OUAGADOUGOU (Reuters) - Movie and TV piracy in Africa is so rampant that some production houses are refusing to distribute in their home countries, preferring to sell their shows only to diaspora Africans in better regulated markets.

Thus West Africans in Paris lap up plotlines thick with polygamy, sorcery and secret love potions set in a claustrophobic courtyard in Ivory Coast's main city Abidjan, while their relatives back home miss out.

"We noticed there is a huge market for TV sitcoms but it was mostly from Nigeria, the U.S. or Brazil. We wanted to make shows for our own public instead," said producer Raybis Xavier, 30, whose Studio 225 has already produced 19 films in Ivory Coast.

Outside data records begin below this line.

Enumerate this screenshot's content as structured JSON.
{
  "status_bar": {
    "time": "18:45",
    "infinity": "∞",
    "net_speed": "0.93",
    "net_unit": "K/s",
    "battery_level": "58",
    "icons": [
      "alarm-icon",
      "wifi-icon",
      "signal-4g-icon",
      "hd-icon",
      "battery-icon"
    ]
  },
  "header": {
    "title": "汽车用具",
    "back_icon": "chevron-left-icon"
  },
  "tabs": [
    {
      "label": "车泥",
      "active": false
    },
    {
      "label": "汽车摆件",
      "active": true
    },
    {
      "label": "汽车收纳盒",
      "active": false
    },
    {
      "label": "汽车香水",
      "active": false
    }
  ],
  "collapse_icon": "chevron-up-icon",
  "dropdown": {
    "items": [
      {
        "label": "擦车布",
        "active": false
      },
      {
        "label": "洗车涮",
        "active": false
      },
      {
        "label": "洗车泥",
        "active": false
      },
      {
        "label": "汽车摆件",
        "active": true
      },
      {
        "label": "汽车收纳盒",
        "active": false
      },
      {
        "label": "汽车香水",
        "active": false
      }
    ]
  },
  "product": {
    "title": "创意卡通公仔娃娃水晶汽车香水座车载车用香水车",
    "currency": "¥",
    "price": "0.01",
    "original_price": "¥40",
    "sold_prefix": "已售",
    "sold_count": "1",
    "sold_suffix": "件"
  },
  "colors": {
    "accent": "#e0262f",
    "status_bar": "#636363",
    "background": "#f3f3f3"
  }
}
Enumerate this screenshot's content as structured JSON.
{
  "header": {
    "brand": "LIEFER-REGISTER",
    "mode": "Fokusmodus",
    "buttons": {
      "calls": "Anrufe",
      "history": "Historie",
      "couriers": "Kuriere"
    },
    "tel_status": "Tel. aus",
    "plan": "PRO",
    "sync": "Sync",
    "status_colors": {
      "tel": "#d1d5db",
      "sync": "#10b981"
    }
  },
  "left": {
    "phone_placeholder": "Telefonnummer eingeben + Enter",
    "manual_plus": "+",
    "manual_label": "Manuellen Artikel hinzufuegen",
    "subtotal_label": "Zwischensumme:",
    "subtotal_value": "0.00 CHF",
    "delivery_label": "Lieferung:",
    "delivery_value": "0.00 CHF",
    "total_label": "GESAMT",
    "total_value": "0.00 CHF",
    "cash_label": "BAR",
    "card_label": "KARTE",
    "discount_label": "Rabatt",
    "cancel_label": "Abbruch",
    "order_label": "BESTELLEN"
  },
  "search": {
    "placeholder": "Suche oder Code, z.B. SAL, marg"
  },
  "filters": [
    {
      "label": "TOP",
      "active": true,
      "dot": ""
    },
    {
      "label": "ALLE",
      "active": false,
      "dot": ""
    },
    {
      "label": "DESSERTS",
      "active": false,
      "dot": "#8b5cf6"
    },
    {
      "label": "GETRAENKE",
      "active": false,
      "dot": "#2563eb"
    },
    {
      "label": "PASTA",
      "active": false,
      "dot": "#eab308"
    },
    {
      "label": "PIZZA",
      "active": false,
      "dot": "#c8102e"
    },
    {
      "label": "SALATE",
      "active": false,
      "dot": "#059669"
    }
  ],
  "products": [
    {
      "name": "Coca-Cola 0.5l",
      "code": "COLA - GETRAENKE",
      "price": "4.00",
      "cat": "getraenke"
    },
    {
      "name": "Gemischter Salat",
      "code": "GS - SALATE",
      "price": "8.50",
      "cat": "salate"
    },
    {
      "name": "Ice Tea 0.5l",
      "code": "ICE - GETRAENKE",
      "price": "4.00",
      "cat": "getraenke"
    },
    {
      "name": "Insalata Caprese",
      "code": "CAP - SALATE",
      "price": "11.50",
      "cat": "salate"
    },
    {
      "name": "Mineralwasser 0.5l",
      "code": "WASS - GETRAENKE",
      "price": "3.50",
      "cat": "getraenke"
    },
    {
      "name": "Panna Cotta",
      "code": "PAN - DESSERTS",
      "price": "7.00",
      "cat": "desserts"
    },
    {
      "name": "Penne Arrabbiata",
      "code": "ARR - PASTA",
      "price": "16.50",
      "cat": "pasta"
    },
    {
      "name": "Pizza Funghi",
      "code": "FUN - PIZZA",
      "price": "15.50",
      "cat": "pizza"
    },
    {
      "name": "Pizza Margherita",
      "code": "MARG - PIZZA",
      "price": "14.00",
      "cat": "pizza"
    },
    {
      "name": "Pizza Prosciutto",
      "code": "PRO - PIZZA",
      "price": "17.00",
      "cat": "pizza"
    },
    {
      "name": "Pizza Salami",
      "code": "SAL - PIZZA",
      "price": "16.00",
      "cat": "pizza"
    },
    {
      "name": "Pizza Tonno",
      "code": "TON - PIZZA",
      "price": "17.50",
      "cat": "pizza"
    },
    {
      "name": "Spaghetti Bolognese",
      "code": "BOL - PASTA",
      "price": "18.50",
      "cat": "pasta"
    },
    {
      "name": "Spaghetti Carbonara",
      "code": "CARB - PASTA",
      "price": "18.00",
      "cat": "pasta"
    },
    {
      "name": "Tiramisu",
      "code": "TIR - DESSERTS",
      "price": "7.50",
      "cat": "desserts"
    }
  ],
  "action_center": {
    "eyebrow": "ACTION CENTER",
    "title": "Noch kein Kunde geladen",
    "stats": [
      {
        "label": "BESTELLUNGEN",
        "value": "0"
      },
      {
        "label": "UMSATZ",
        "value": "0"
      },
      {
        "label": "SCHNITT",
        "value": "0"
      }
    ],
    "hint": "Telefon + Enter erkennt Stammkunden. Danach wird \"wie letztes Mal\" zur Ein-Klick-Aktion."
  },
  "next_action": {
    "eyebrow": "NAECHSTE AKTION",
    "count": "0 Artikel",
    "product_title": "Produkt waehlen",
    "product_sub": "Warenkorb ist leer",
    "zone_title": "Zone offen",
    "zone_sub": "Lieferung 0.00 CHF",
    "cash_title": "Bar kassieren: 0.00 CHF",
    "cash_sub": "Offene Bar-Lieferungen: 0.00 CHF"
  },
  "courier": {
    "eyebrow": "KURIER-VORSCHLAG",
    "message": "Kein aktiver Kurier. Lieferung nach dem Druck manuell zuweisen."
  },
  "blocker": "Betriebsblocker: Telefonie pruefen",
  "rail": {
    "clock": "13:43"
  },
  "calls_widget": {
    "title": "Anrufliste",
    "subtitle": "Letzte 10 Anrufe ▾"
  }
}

"But there is so much piracy in Ivory Coast we decided not to release any DVDs there. Instead we will sell it in Europe and via Internet downloads," he told Reuters.

Under a deal signed last December, Africa's large diaspora population in France, Belgium and Switzerland can now buy episodes of Xavier's Abidjan sitcom "La Cour Commune" at local Virgin Megastores for 15 euros ($19) apiece. Further deals are under negotiation in Britain, the United States and China.

A shift by budget-conscious African production houses to cheaper digital technology has unleashed a wave of piracy that threatens to topple the industry: unlike traditional 35 millimeter film, DVDs are cheap, easy and quick to replicate.

"It's a terrible thing -- the artists lose money, the state loses money, and finally the value of our culture is put at risk," said Hema Djakaria, director general of national cinematography in Ivory Coast's northern neighbor Burkina Faso.

Burkina is hosting FESPACO African film festival this week, with over 300 screenings of films, sitcoms and other shows.   Continued...

<p>A Mr. Bean DVD is seen among some of the R25 million worth of pirated DVD's and CD's that were destroyed by authorities in Midrand ,February 19 ,2009. Some local artists came to witness the pirated copies of their own work being crushed. Reuters/Siphiwe Sibeko</p>